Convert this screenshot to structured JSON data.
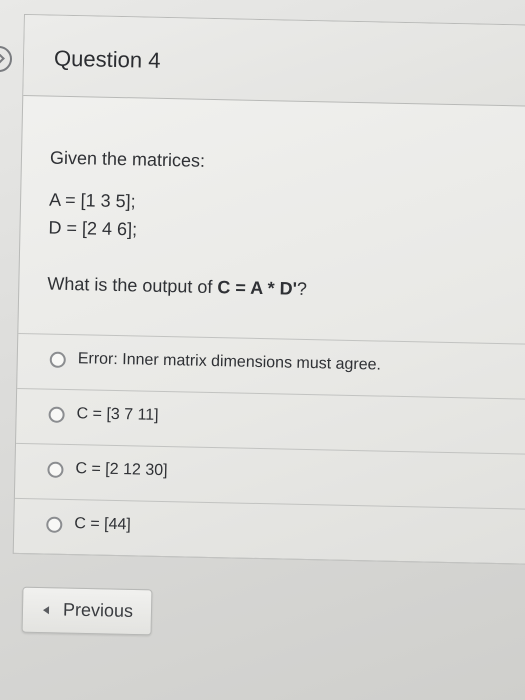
{
  "question": {
    "title": "Question 4",
    "intro": "Given the matrices:",
    "matrix_a": "A = [1 3 5];",
    "matrix_d": "D = [2 4 6];",
    "prompt_prefix": "What is the output of ",
    "prompt_expression": "C = A * D'",
    "prompt_suffix": "?"
  },
  "options": [
    {
      "label": "Error: Inner matrix dimensions must agree."
    },
    {
      "label": "C = [3 7 11]"
    },
    {
      "label": "C = [2 12 30]"
    },
    {
      "label": "C = [44]"
    }
  ],
  "navigation": {
    "previous_label": "Previous"
  }
}
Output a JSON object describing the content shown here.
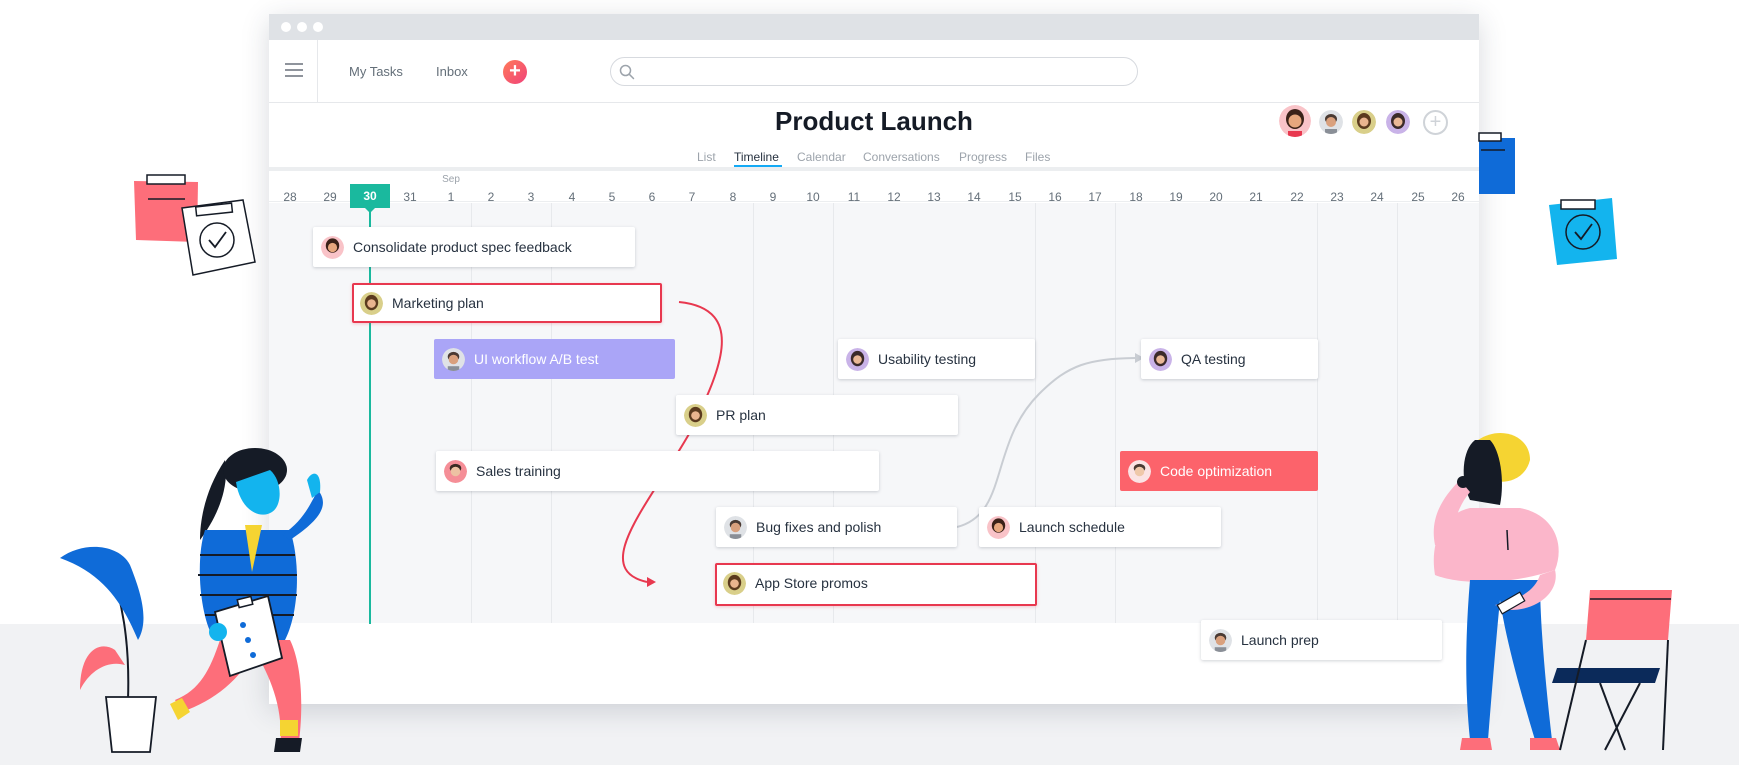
{
  "nav": {
    "my_tasks": "My Tasks",
    "inbox": "Inbox",
    "add": "+"
  },
  "search": {
    "placeholder": ""
  },
  "project": {
    "title": "Product Launch"
  },
  "tabs": [
    {
      "label": "List",
      "active": false
    },
    {
      "label": "Timeline",
      "active": true
    },
    {
      "label": "Calendar",
      "active": false
    },
    {
      "label": "Conversations",
      "active": false
    },
    {
      "label": "Progress",
      "active": false
    },
    {
      "label": "Files",
      "active": false
    }
  ],
  "timeline": {
    "month_label": "Sep",
    "today": "30",
    "days": [
      "28",
      "29",
      "30",
      "31",
      "1",
      "2",
      "3",
      "4",
      "5",
      "6",
      "7",
      "8",
      "9",
      "10",
      "11",
      "12",
      "13",
      "14",
      "15",
      "16",
      "17",
      "18",
      "19",
      "20",
      "21",
      "22",
      "23",
      "24",
      "25",
      "26"
    ]
  },
  "tasks": [
    {
      "name": "Consolidate product spec feedback",
      "style": "normal",
      "avatar": "avatar-woman-pink"
    },
    {
      "name": "Marketing plan",
      "style": "highlight-red",
      "avatar": "avatar-woman-olive"
    },
    {
      "name": "UI workflow A/B test",
      "style": "purple",
      "avatar": "avatar-man-grey"
    },
    {
      "name": "Usability testing",
      "style": "normal",
      "avatar": "avatar-woman-purple"
    },
    {
      "name": "QA testing",
      "style": "normal",
      "avatar": "avatar-woman-purple"
    },
    {
      "name": "PR plan",
      "style": "normal",
      "avatar": "avatar-woman-olive"
    },
    {
      "name": "Sales training",
      "style": "normal",
      "avatar": "avatar-man-pink"
    },
    {
      "name": "Code optimization",
      "style": "coral",
      "avatar": "avatar-man-light"
    },
    {
      "name": "Bug fixes and polish",
      "style": "normal",
      "avatar": "avatar-man-grey"
    },
    {
      "name": "Launch schedule",
      "style": "normal",
      "avatar": "avatar-woman-pink"
    },
    {
      "name": "App Store promos",
      "style": "highlight-red",
      "avatar": "avatar-woman-olive"
    },
    {
      "name": "Launch prep",
      "style": "normal",
      "avatar": "avatar-man-grey"
    }
  ],
  "colors": {
    "today": "#1ab99e",
    "red_border": "#e8384f",
    "purple_task": "#aaa5f7",
    "coral_task": "#fc636b",
    "tab_active_underline": "#14aaf5",
    "dependency_red": "#e8384f",
    "dependency_grey": "#c9cdd3"
  }
}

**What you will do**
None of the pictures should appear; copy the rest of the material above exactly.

**Finished task**
Convert this screenshot to structured JSON data.
{
  "question": {
    "title": "Question 4",
    "intro": "Given the matrices:",
    "matrix_a": "A = [1 3 5];",
    "matrix_d": "D = [2 4 6];",
    "prompt_prefix": "What is the output of ",
    "prompt_expression": "C = A * D'",
    "prompt_suffix": "?"
  },
  "options": [
    {
      "label": "Error: Inner matrix dimensions must agree."
    },
    {
      "label": "C = [3 7 11]"
    },
    {
      "label": "C = [2 12 30]"
    },
    {
      "label": "C = [44]"
    }
  ],
  "navigation": {
    "previous_label": "Previous"
  }
}
Output a JSON object describing the content shown here.
{
  "nav": {
    "my_tasks": "My Tasks",
    "inbox": "Inbox",
    "add": "+"
  },
  "search": {
    "placeholder": ""
  },
  "project": {
    "title": "Product Launch"
  },
  "tabs": [
    {
      "label": "List",
      "active": false
    },
    {
      "label": "Timeline",
      "active": true
    },
    {
      "label": "Calendar",
      "active": false
    },
    {
      "label": "Conversations",
      "active": false
    },
    {
      "label": "Progress",
      "active": false
    },
    {
      "label": "Files",
      "active": false
    }
  ],
  "timeline": {
    "month_label": "Sep",
    "today": "30",
    "days": [
      "28",
      "29",
      "30",
      "31",
      "1",
      "2",
      "3",
      "4",
      "5",
      "6",
      "7",
      "8",
      "9",
      "10",
      "11",
      "12",
      "13",
      "14",
      "15",
      "16",
      "17",
      "18",
      "19",
      "20",
      "21",
      "22",
      "23",
      "24",
      "25",
      "26"
    ]
  },
  "tasks": [
    {
      "name": "Consolidate product spec feedback",
      "style": "normal",
      "avatar": "avatar-woman-pink"
    },
    {
      "name": "Marketing plan",
      "style": "highlight-red",
      "avatar": "avatar-woman-olive"
    },
    {
      "name": "UI workflow A/B test",
      "style": "purple",
      "avatar": "avatar-man-grey"
    },
    {
      "name": "Usability testing",
      "style": "normal",
      "avatar": "avatar-woman-purple"
    },
    {
      "name": "QA testing",
      "style": "normal",
      "avatar": "avatar-woman-purple"
    },
    {
      "name": "PR plan",
      "style": "normal",
      "avatar": "avatar-woman-olive"
    },
    {
      "name": "Sales training",
      "style": "normal",
      "avatar": "avatar-man-pink"
    },
    {
      "name": "Code optimization",
      "style": "coral",
      "avatar": "avatar-man-light"
    },
    {
      "name": "Bug fixes and polish",
      "style": "normal",
      "avatar": "avatar-man-grey"
    },
    {
      "name": "Launch schedule",
      "style": "normal",
      "avatar": "avatar-woman-pink"
    },
    {
      "name": "App Store promos",
      "style": "highlight-red",
      "avatar": "avatar-woman-olive"
    },
    {
      "name": "Launch prep",
      "style": "normal",
      "avatar": "avatar-man-grey"
    }
  ],
  "colors": {
    "today": "#1ab99e",
    "red_border": "#e8384f",
    "purple_task": "#aaa5f7",
    "coral_task": "#fc636b",
    "tab_active_underline": "#14aaf5",
    "dependency_red": "#e8384f",
    "dependency_grey": "#c9cdd3"
  }
}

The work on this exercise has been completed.